Unfortunately, I don’t see how anyone who is aware of the facts can deny that Pope Francis is pertinacious in rejecting various doctrines that are proposed by the Church as truths of divine faith. Despite being urged by many people to do so, he refuses to express his adhesion to the Church’s teaching on matters of general and special morality, and on justification. He continues to promote the errors contrary to these teachings, by word and by deed.

How do we respond to a pope pertinacious in heresy? Unlike the sedevacantists, I don’t believe that the individual Catholic has the right to declare that a pope, or bishop, has lost his office for heresy, and that a new pope needs to be appointed. To have legal force, such a declaration has to come from a body with sufficient legal standing within the Church: the college of bishops or the sanior pars thereof, or the college of cardinals, or perhaps the other patriarchs.

Before such a declaration occurs, does a heretical pope have the right to act as pope? Hardly: a heretic does not have the right to be head of the Catholic Church. In this sense we might perhaps say that such a pope has lost his office ‘before God’, though not yet ‘before the Church’; but I am not sure what authority for such a phrase exists.

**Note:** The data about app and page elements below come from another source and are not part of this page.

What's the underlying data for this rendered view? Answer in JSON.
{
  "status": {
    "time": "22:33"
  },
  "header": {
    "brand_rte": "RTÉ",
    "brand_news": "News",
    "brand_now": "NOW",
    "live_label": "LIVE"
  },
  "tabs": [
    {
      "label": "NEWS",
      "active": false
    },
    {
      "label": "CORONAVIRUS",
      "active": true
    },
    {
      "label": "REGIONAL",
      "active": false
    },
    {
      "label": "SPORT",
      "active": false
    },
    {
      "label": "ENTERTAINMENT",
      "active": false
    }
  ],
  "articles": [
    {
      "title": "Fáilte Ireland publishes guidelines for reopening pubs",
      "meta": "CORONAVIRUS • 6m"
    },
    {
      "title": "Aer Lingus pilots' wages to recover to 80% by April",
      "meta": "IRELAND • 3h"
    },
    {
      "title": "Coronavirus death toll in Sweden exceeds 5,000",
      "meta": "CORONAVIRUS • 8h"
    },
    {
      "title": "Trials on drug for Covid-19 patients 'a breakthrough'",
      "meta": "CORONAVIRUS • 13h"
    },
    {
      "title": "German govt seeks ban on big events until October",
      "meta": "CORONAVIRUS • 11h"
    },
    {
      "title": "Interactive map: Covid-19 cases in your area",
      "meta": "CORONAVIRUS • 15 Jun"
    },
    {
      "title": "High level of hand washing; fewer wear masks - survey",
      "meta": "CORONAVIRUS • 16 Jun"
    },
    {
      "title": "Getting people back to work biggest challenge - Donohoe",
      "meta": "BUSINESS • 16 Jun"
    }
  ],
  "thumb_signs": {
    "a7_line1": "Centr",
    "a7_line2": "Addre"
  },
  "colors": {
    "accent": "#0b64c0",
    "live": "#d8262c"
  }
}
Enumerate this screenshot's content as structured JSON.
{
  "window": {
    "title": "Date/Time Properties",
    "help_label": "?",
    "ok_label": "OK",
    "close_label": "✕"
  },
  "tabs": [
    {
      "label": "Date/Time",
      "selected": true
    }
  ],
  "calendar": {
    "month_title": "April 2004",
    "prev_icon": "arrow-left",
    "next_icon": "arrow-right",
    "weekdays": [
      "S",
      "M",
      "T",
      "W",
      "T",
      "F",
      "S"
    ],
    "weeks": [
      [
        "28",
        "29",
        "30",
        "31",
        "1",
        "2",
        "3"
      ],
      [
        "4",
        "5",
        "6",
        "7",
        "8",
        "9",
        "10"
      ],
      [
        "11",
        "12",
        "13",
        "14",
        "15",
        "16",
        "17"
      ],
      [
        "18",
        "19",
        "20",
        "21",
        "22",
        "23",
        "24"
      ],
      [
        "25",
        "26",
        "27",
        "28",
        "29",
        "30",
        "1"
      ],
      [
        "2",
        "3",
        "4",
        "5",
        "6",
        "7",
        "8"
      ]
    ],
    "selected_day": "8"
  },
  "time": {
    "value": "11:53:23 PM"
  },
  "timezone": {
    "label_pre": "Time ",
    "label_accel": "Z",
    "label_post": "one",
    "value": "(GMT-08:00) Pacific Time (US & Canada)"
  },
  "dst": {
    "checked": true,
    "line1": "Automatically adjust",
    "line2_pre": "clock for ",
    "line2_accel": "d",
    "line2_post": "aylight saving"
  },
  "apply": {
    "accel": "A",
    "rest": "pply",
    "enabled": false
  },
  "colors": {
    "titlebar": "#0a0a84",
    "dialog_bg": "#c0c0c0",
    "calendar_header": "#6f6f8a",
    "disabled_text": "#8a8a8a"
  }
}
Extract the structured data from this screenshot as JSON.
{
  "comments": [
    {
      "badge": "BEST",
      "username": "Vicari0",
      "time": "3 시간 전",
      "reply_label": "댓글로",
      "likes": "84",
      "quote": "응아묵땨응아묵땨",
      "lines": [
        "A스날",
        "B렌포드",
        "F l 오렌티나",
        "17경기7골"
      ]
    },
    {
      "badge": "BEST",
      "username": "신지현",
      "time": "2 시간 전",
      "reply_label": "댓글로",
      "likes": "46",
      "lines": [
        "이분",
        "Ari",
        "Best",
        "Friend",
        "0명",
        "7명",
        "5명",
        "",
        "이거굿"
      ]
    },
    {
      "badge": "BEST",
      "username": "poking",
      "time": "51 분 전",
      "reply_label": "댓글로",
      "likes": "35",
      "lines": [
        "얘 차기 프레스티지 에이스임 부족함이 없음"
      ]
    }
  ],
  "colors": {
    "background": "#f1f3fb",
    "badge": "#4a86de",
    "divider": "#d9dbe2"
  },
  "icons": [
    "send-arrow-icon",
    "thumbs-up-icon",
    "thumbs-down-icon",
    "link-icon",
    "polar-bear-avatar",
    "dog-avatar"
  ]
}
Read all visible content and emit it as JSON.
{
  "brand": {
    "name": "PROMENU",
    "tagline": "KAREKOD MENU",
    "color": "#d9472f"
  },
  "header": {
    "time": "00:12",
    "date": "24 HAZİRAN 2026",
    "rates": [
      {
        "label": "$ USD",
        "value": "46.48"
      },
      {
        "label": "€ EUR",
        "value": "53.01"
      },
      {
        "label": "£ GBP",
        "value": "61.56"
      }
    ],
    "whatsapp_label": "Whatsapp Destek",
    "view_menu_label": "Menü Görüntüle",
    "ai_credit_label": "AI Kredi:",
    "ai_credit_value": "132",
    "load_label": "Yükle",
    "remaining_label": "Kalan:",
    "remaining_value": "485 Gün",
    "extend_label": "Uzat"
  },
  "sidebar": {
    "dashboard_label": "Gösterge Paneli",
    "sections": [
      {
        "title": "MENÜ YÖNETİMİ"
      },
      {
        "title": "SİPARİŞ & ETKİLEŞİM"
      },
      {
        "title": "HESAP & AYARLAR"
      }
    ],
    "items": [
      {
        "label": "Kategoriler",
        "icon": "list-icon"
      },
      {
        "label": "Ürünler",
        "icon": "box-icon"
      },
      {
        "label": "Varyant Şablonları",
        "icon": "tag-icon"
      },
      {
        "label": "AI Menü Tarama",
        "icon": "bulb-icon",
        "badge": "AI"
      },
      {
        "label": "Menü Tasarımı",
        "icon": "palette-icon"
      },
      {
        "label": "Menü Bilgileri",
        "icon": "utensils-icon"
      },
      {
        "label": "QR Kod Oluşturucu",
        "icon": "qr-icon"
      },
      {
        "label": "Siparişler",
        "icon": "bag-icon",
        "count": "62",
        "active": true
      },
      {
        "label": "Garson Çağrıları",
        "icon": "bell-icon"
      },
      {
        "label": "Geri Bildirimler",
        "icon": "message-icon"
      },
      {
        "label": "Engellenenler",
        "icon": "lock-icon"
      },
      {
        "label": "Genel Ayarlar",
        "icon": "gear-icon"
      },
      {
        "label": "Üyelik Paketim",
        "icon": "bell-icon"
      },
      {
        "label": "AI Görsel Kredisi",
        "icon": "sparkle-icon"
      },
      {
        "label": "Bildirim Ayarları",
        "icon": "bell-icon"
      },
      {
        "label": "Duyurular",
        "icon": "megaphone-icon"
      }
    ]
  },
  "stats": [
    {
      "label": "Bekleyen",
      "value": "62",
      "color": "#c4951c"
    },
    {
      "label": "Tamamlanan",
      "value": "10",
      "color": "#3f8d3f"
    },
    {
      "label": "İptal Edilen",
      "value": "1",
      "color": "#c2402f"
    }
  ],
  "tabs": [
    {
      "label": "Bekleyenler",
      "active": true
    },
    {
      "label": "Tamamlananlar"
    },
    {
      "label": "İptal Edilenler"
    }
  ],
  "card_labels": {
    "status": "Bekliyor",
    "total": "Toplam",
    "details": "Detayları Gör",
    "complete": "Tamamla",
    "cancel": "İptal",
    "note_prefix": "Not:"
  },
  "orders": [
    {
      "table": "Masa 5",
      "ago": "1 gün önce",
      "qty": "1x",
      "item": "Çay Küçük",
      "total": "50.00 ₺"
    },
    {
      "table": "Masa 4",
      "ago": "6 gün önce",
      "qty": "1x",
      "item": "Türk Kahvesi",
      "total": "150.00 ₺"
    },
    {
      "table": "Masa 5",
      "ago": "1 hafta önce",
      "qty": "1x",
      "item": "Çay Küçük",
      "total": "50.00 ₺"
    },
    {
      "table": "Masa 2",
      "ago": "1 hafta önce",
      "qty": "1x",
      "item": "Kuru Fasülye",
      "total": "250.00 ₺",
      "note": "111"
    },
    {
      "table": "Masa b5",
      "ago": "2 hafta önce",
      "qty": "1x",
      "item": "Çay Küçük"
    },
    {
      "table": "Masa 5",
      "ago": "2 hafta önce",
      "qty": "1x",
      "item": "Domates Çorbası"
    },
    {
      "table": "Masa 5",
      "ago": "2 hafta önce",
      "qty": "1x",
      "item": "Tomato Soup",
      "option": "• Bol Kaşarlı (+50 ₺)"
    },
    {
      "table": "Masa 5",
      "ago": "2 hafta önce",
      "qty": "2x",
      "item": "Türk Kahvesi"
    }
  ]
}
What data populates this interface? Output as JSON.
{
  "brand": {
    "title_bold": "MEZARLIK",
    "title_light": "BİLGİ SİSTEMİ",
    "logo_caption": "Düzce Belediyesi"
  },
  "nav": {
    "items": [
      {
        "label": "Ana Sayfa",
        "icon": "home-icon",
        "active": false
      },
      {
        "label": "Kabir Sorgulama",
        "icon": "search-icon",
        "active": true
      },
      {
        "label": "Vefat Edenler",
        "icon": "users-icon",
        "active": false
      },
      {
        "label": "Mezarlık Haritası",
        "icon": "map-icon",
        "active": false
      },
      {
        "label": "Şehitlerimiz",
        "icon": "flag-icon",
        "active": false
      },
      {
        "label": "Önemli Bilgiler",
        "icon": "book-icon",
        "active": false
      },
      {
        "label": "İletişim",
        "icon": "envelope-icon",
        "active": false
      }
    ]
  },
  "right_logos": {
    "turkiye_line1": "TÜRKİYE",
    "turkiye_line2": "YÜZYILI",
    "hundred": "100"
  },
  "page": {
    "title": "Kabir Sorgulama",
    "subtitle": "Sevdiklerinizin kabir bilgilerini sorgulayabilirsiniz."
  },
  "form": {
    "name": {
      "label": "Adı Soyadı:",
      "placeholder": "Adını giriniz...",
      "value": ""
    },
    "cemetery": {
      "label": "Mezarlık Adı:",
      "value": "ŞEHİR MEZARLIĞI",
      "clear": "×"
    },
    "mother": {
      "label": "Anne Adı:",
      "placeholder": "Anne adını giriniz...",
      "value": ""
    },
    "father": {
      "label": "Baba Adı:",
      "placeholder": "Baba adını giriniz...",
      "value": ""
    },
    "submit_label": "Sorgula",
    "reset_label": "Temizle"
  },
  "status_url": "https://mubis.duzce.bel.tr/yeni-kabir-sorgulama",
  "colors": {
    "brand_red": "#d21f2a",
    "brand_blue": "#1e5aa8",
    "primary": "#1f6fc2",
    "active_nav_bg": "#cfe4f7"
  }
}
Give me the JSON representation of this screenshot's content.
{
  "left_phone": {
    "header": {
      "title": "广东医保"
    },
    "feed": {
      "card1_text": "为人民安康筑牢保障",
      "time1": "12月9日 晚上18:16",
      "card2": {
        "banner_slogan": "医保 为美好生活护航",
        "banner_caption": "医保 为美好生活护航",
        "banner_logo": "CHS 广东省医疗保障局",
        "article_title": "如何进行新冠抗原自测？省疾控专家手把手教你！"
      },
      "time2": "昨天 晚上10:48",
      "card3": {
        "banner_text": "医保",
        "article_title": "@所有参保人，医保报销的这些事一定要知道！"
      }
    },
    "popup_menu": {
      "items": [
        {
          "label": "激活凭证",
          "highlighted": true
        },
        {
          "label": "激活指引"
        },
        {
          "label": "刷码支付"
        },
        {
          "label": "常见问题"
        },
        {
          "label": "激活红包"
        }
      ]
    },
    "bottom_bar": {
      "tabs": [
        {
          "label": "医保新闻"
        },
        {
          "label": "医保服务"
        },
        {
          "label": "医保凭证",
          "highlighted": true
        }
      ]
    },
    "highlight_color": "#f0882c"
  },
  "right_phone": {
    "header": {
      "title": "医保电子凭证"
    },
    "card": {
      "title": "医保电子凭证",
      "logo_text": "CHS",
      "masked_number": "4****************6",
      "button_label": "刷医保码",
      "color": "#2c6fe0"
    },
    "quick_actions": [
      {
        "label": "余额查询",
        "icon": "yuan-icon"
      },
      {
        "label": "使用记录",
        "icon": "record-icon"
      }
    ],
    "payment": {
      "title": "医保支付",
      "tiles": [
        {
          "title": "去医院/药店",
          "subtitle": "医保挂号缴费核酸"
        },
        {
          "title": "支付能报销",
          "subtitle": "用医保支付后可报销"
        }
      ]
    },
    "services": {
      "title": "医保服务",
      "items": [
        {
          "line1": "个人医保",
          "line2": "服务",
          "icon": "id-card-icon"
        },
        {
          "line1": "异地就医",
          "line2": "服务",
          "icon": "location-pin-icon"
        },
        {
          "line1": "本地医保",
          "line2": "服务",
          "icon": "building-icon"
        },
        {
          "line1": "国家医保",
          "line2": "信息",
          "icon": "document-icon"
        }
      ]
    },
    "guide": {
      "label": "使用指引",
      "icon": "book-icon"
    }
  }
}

Does that mean we have the right to disobey his laws and precepts? No, not as such. Until a proper legal declaration of a pope’s loss of office has been made, the public life of the Church, which is a society governed by law, must surely proceed on the basis that he still holds his office. It may be that if some future pope or council condemns Pope Francis for heresy, that pope or council may also declare that he lost his office from the moment that he began to manifest pertinacity, i.e. from the moment that he began to assert things which he knew to be contrary to what the Church teaches as revealed (and let us remember that he has promoted Holy Communion for the invalidly married from his first Angelus address.)

In that case, the future pope or council would have to decide which of Pope Francis’s actions had been legally valid. I suppose that they would say that jurisdiction had been supplied to him by Christ, Supreme Head of the Church, whenever he had posited an act which pertained directly to the salvation of souls. For example, his episcopal appointments would be judged valid, for if the diocesan bishops were not duly in possession of their sees, they could not give faculties to priests, and so penitents would not have been validly absolved. On the other hand, they could judge that the acts of Pope Francis which did not pertain directly to the salvation of souls had been invalid or at least doubtful: for example, canonisations.

The public life of the Church, then, must be based on that which legally obtains. The private life of Catholics seems like a different matter. If a person is convinced that Pope Francis is pertinacious, and therefore does not have the right to act as head of the Church, I am not sure that he need give any kind of assent to his teachings (I mean, even those teachings which are not open to some other obvious objection.)